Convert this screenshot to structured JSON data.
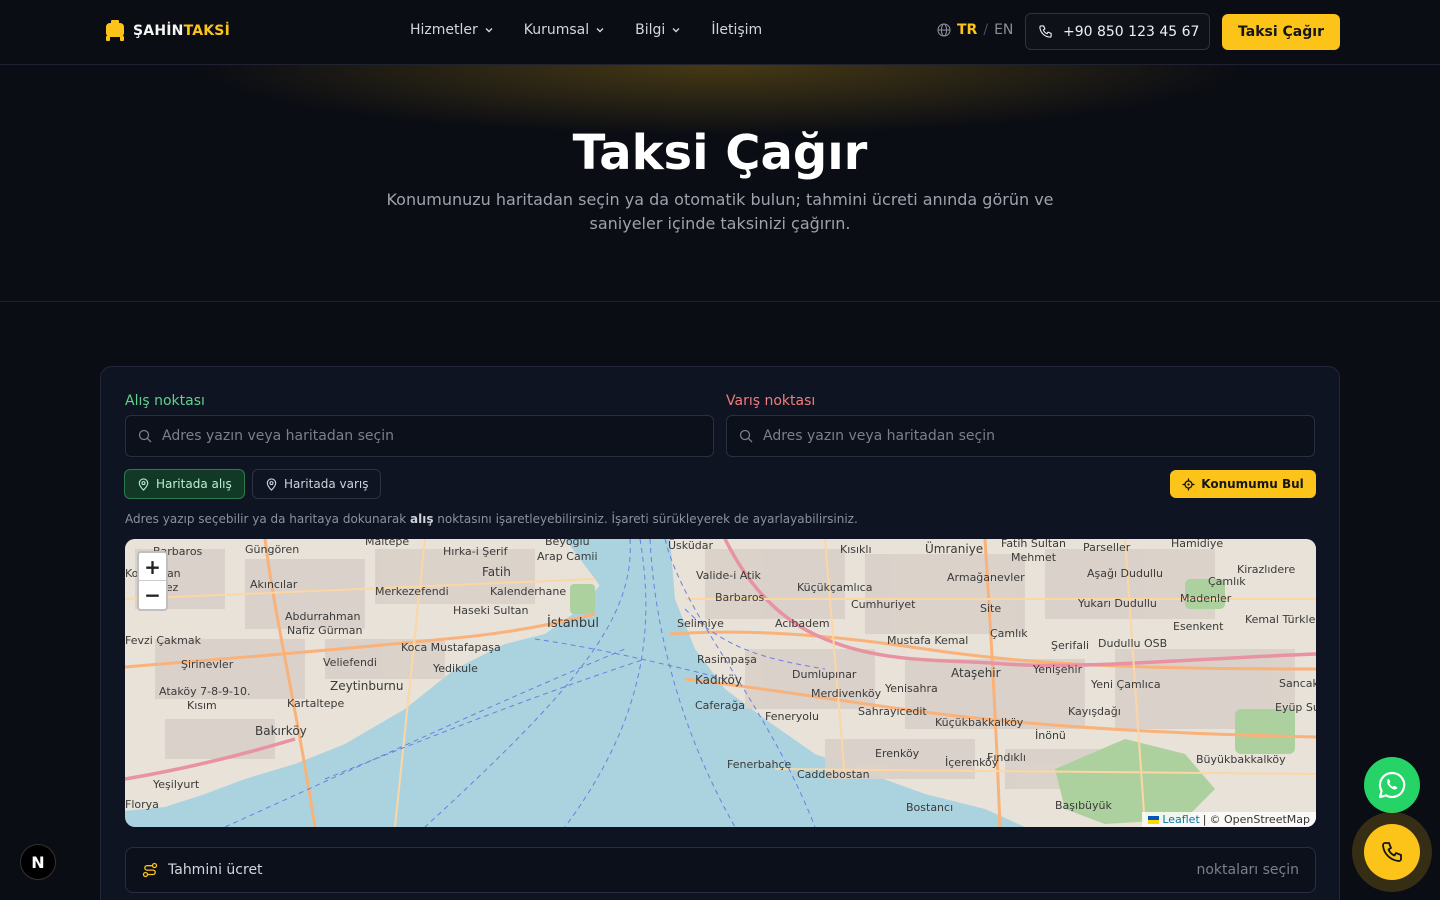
{
  "brand": {
    "part1": "ŞAHİN",
    "part2": "TAKSİ"
  },
  "nav": [
    {
      "label": "Hizmetler",
      "has_menu": true
    },
    {
      "label": "Kurumsal",
      "has_menu": true
    },
    {
      "label": "Bilgi",
      "has_menu": true
    },
    {
      "label": "İletişim",
      "has_menu": false
    }
  ],
  "lang": {
    "active": "TR",
    "separator": "/",
    "other": "EN"
  },
  "header": {
    "phone": "+90 850 123 45 67",
    "cta": "Taksi Çağır"
  },
  "hero": {
    "title": "Taksi Çağır",
    "subtitle": "Konumunuzu haritadan seçin ya da otomatik bulun; tahmini ücreti anında görün ve saniyeler içinde taksinizi çağırın."
  },
  "form": {
    "pickup_label": "Alış noktası",
    "dropoff_label": "Varış noktası",
    "pickup_placeholder": "Adres yazın veya haritadan seçin",
    "dropoff_placeholder": "Adres yazın veya haritadan seçin",
    "pickup_chip": "Haritada alış",
    "dropoff_chip": "Haritada varış",
    "find_location": "Konumumu Bul",
    "hint_before": "Adres yazıp seçebilir ya da haritaya dokunarak ",
    "hint_bold": "alış",
    "hint_after": " noktasını işaretleyebilirsiniz. İşareti sürükleyerek de ayarlayabilirsiniz."
  },
  "map": {
    "zoom_in": "+",
    "zoom_out": "−",
    "attribution_leaflet": "Leaflet",
    "attribution_sep": "|",
    "attribution_osm": "© OpenStreetMap",
    "labels": [
      "Barbaros",
      "Güngören",
      "Maltepe",
      "Hırka-i Şerif",
      "Arap Camii",
      "Beyoğlu",
      "Üsküdar",
      "Kısıklı",
      "Ümraniye",
      "Fatih Sultan Mehmet",
      "Parseller",
      "Hamidiye",
      "Kocasinan Merkez",
      "Akıncılar",
      "Merkezefendi",
      "Fatih",
      "Kalenderhane",
      "Valide-i Atik",
      "Küçükçamlıca",
      "Armağanevler",
      "Aşağı Dudullu",
      "Çamlık",
      "Kirazlıdere",
      "Abdurrahman Nafiz Gürman",
      "Haseki Sultan",
      "İstanbul",
      "Barbaros",
      "Cumhuriyet",
      "Site",
      "Yukarı Dudullu",
      "Madenler",
      "Fevzi Çakmak",
      "Koca Mustafapaşa",
      "Selimiye",
      "Acıbadem",
      "Mustafa Kemal",
      "Çamlık",
      "Şerifali",
      "Dudullu OSB",
      "Esenkent",
      "Kemal Türkler",
      "Şirinevler",
      "Velieefendi",
      "Yedikule",
      "Rasimpaşa",
      "Dumlupınar",
      "Ataşehir",
      "Yenişehir",
      "Yeni Çamlıca",
      "Sancak",
      "Zeytinburnu",
      "Ataköy 7-8-9-10. Kısım",
      "Kadıköy",
      "Merdivenköy",
      "Yenisahra",
      "Kartaltepe",
      "Caferağa",
      "Feneryolu",
      "Sahrayıcedit",
      "Küçükbakkalköy",
      "Kayışdağı",
      "Eyüp Sultan",
      "Bakırköy",
      "İnönü",
      "Erenköy",
      "Fındıklı",
      "Büyükbakkalköy",
      "Fenerbahçe",
      "Caddebostan",
      "İçerenköy",
      "Yeşilyurt",
      "Bostancı",
      "Başıbüyük",
      "Florya"
    ]
  },
  "fare": {
    "label": "Tahmini ücret",
    "value": "noktaları seçin"
  },
  "badge": "N"
}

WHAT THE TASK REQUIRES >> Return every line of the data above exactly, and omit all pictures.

REPLY >>
Convert this screenshot to structured JSON data.
{
  "brand": {
    "part1": "ŞAHİN",
    "part2": "TAKSİ"
  },
  "nav": [
    {
      "label": "Hizmetler",
      "has_menu": true
    },
    {
      "label": "Kurumsal",
      "has_menu": true
    },
    {
      "label": "Bilgi",
      "has_menu": true
    },
    {
      "label": "İletişim",
      "has_menu": false
    }
  ],
  "lang": {
    "active": "TR",
    "separator": "/",
    "other": "EN"
  },
  "header": {
    "phone": "+90 850 123 45 67",
    "cta": "Taksi Çağır"
  },
  "hero": {
    "title": "Taksi Çağır",
    "subtitle": "Konumunuzu haritadan seçin ya da otomatik bulun; tahmini ücreti anında görün ve saniyeler içinde taksinizi çağırın."
  },
  "form": {
    "pickup_label": "Alış noktası",
    "dropoff_label": "Varış noktası",
    "pickup_placeholder": "Adres yazın veya haritadan seçin",
    "dropoff_placeholder": "Adres yazın veya haritadan seçin",
    "pickup_chip": "Haritada alış",
    "dropoff_chip": "Haritada varış",
    "find_location": "Konumumu Bul",
    "hint_before": "Adres yazıp seçebilir ya da haritaya dokunarak ",
    "hint_bold": "alış",
    "hint_after": " noktasını işaretleyebilirsiniz. İşareti sürükleyerek de ayarlayabilirsiniz."
  },
  "map": {
    "zoom_in": "+",
    "zoom_out": "−",
    "attribution_leaflet": "Leaflet",
    "attribution_sep": "|",
    "attribution_osm": "© OpenStreetMap",
    "labels": [
      "Barbaros",
      "Güngören",
      "Maltepe",
      "Hırka-i Şerif",
      "Arap Camii",
      "Beyoğlu",
      "Üsküdar",
      "Kısıklı",
      "Ümraniye",
      "Fatih Sultan Mehmet",
      "Parseller",
      "Hamidiye",
      "Kocasinan Merkez",
      "Akıncılar",
      "Merkezefendi",
      "Fatih",
      "Kalenderhane",
      "Valide-i Atik",
      "Küçükçamlıca",
      "Armağanevler",
      "Aşağı Dudullu",
      "Çamlık",
      "Kirazlıdere",
      "Abdurrahman Nafiz Gürman",
      "Haseki Sultan",
      "İstanbul",
      "Barbaros",
      "Cumhuriyet",
      "Site",
      "Yukarı Dudullu",
      "Madenler",
      "Fevzi Çakmak",
      "Koca Mustafapaşa",
      "Selimiye",
      "Acıbadem",
      "Mustafa Kemal",
      "Çamlık",
      "Şerifali",
      "Dudullu OSB",
      "Esenkent",
      "Kemal Türkler",
      "Şirinevler",
      "Velieefendi",
      "Yedikule",
      "Rasimpaşa",
      "Dumlupınar",
      "Ataşehir",
      "Yenişehir",
      "Yeni Çamlıca",
      "Sancak",
      "Zeytinburnu",
      "Ataköy 7-8-9-10. Kısım",
      "Kadıköy",
      "Merdivenköy",
      "Yenisahra",
      "Kartaltepe",
      "Caferağa",
      "Feneryolu",
      "Sahrayıcedit",
      "Küçükbakkalköy",
      "Kayışdağı",
      "Eyüp Sultan",
      "Bakırköy",
      "İnönü",
      "Erenköy",
      "Fındıklı",
      "Büyükbakkalköy",
      "Fenerbahçe",
      "Caddebostan",
      "İçerenköy",
      "Yeşilyurt",
      "Bostancı",
      "Başıbüyük",
      "Florya"
    ]
  },
  "fare": {
    "label": "Tahmini ücret",
    "value": "noktaları seçin"
  },
  "badge": "N"
}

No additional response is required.